We strive for a flat structure. Everyone works together towards the same goal. If someone is blocking you on something, let them know - even the CEO. But be careful, he is known to bite.
We are all a part of one team, even though we may be working on different things. That’s not to say that smaller teams don’t have their merit. They define our responsibilities by bringing efficiency and defining roles.
Leaders can come from anywhere. Taking point on a project and seeing it through is something we encourage all of our people to do.
You should never say, “that’s not in my job description.” If someone is asking for help, or is in need of some support, do what you can. You should feel empowered to right wrongs you see, and to pick up new skills and contribute in new ways.
Sometimes, when companies talk about their “Values” it can seem more like a PR gimmick than an expression of what they hold dear. For instance, British American Tobacco claims to value “Conscious responsibility”. Seems legit.
We like to believe that our values are what keep us on track and what makes this company great. But it is really hard to state your values without sounding like a hot winded pompous philosopher. (Trust us, we know what they sound like, we have a couple).
So here is what we value, put as simply as possible:
The user comes first. We believe in giving people the tools they need to succeed financially. We believe that helping our users to escape debt is the first step to building wealth. And we want ALL of our users to reach this goal.
Grow the company, and make it a successful vibrant business. To us, this is really an extension of value #1. If our users are successful, then we will be successful. Revenues and making a profit are not things that are at odds with the service we provide, they go hand-in-hand.

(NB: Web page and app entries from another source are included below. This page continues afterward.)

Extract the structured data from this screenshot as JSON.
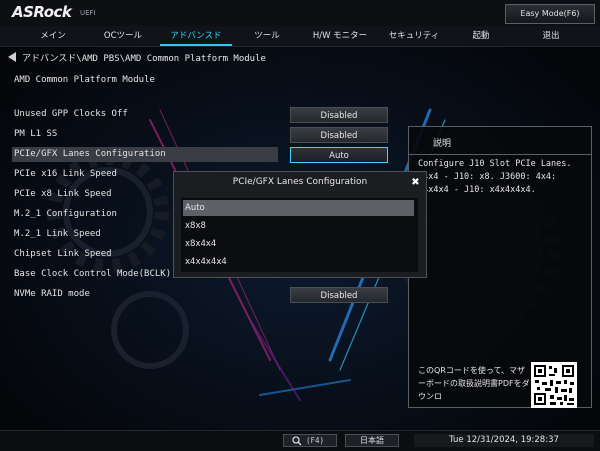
{
  "header": {
    "logo": "ASRock",
    "logo_sub": "UEFI",
    "easy_mode": "Easy Mode(F6)"
  },
  "menu": {
    "items": [
      {
        "label": "メイン"
      },
      {
        "label": "OCツール"
      },
      {
        "label": "アドバンスド",
        "active": true
      },
      {
        "label": "ツール"
      },
      {
        "label": "H/W モニター"
      },
      {
        "label": "セキュリティ"
      },
      {
        "label": "起動"
      },
      {
        "label": "退出"
      }
    ]
  },
  "breadcrumb": "アドバンスド\\AMD PBS\\AMD Common Platform Module",
  "section_title": "AMD Common Platform Module",
  "settings": [
    {
      "label": "Unused GPP Clocks Off",
      "value": "Disabled"
    },
    {
      "label": "PM L1 SS",
      "value": "Disabled"
    },
    {
      "label": "PCIe/GFX Lanes Configuration",
      "value": "Auto"
    },
    {
      "label": "PCIe x16 Link Speed",
      "value": ""
    },
    {
      "label": "PCIe x8 Link Speed",
      "value": ""
    },
    {
      "label": "M.2_1 Configuration",
      "value": ""
    },
    {
      "label": "M.2_1 Link Speed",
      "value": ""
    },
    {
      "label": "Chipset Link Speed",
      "value": ""
    },
    {
      "label": "Base Clock Control Mode(BCLK)",
      "value": ""
    },
    {
      "label": "NVMe RAID mode",
      "value": "Disabled"
    }
  ],
  "help": {
    "title": "説明",
    "text": "Configure J10 Slot PCIe Lanes. x4x4 - J10: x8. J3600: 4x4: x4x4x4 - J10: x4x4x4x4.",
    "qr_text": "このQRコードを使って、マザーボードの取扱説明書PDFをダウンロ"
  },
  "dialog": {
    "title": "PCIe/GFX Lanes Configuration",
    "options": [
      "Auto",
      "x8x8",
      "x8x4x4",
      "x4x4x4x4"
    ],
    "selected": "Auto"
  },
  "footer": {
    "search_key": "(F4)",
    "language": "日本語",
    "datetime": "Tue 12/31/2024, 19:28:37"
  },
  "colors": {
    "accent": "#29c9f4",
    "background": "#05060a",
    "panel": "#1b1d21",
    "selected_option": "#5d6066"
  }
}
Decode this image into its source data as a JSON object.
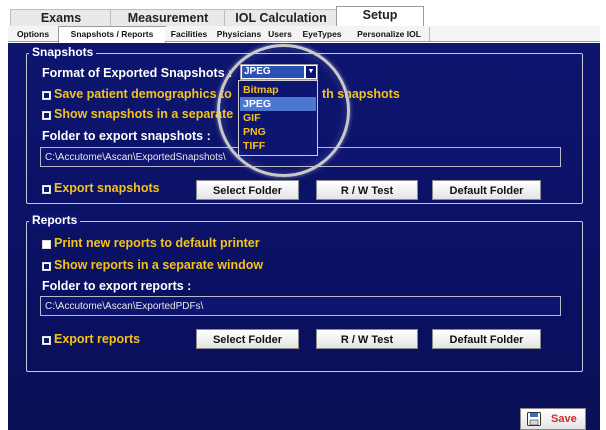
{
  "top_tabs": [
    {
      "label": "Exams",
      "active": false
    },
    {
      "label": "Measurement",
      "active": false
    },
    {
      "label": "IOL Calculation",
      "active": false
    },
    {
      "label": "Setup",
      "active": true
    }
  ],
  "sub_tabs": [
    {
      "label": "Options",
      "active": false
    },
    {
      "label": "Snapshots / Reports",
      "active": true
    },
    {
      "label": "Facilities",
      "active": false
    },
    {
      "label": "Physicians",
      "active": false
    },
    {
      "label": "Users",
      "active": false
    },
    {
      "label": "EyeTypes",
      "active": false
    },
    {
      "label": "Personalize IOL",
      "active": false
    }
  ],
  "snapshots": {
    "legend": "Snapshots",
    "format_label": "Format of Exported Snapshots :",
    "format_value": "JPEG",
    "format_options": [
      "Bitmap",
      "JPEG",
      "GIF",
      "PNG",
      "TIFF"
    ],
    "save_demographics": {
      "label": "Save patient demographics to",
      "label_tail": "th snapshots",
      "checked": true
    },
    "show_separate": {
      "label": "Show snapshots in a separate",
      "checked": true
    },
    "folder_label": "Folder to export snapshots :",
    "folder_path": "C:\\Accutome\\Ascan\\ExportedSnapshots\\",
    "export": {
      "label": "Export snapshots",
      "checked": true
    },
    "select_folder": "Select Folder",
    "rw_test": "R / W Test",
    "default_folder": "Default Folder"
  },
  "reports": {
    "legend": "Reports",
    "print_default": {
      "label": "Print new reports to default printer",
      "checked": false
    },
    "show_separate": {
      "label": "Show reports in a separate window",
      "checked": true
    },
    "folder_label": "Folder to export reports :",
    "folder_path": "C:\\Accutome\\Ascan\\ExportedPDFs\\",
    "export": {
      "label": "Export reports",
      "checked": true
    },
    "select_folder": "Select Folder",
    "rw_test": "R / W Test",
    "default_folder": "Default Folder"
  },
  "save_button": {
    "label": "Save",
    "icon": "save-icon"
  },
  "colors": {
    "panel": "#0d1570",
    "accent_yellow": "#f4c31a",
    "selection_blue": "#4a78d0",
    "save_red": "#cf2b2b"
  }
}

Teamwork, Collaboration, Support, and Accomplishments. We know that we risk sounding like one of those cheesy motivational posters you find on the HR department’s wall, but we really do value these things. It is the best feeling in the world working with people and getting stuff done. We will always strive to become better at working together, helping one another, and celebrating each others’ successes.
Friendship, and Happy, Healthy people. We take every opportunity we get to further the friendships we have made working together. Sure, this may be work, but that doesn’t mean you can’t enjoy doing it. High fives, beers, practical jokes, and nicknames are all common around here. That said we try to keep the 24-hour party scheduled to a minimum. We aren’t as young as we used to be.
We spend a lot of time in our office, and we try to make it a place that is enjoyable to be, and a place that we actually want to be. Sure it can get stressful at times, but it can also be a lot of fun. We like to think of this place as the company’s home. It’s a lot like your parents’ house: there is always food in the fridge and you can come and go as you please. There is even an office mom who will nag you to clean your desk!
Home can be a pretty vague concept that can mean different things to different people. Here is what we think about our home:
- This is a creative place.
- This is a place where you can get things done.
- This is a place of collaboration and teamwork, where interaction leads to execution.
- This is a positive environment where good times are encouraged.
- This is our place, we contribute to its state and make of it what we will.
- This is a place you should want to be, or at least enjoy being, make changes for the better.
- This the home of Sir Winston Pufflebottom, it should be a place fit for a prince.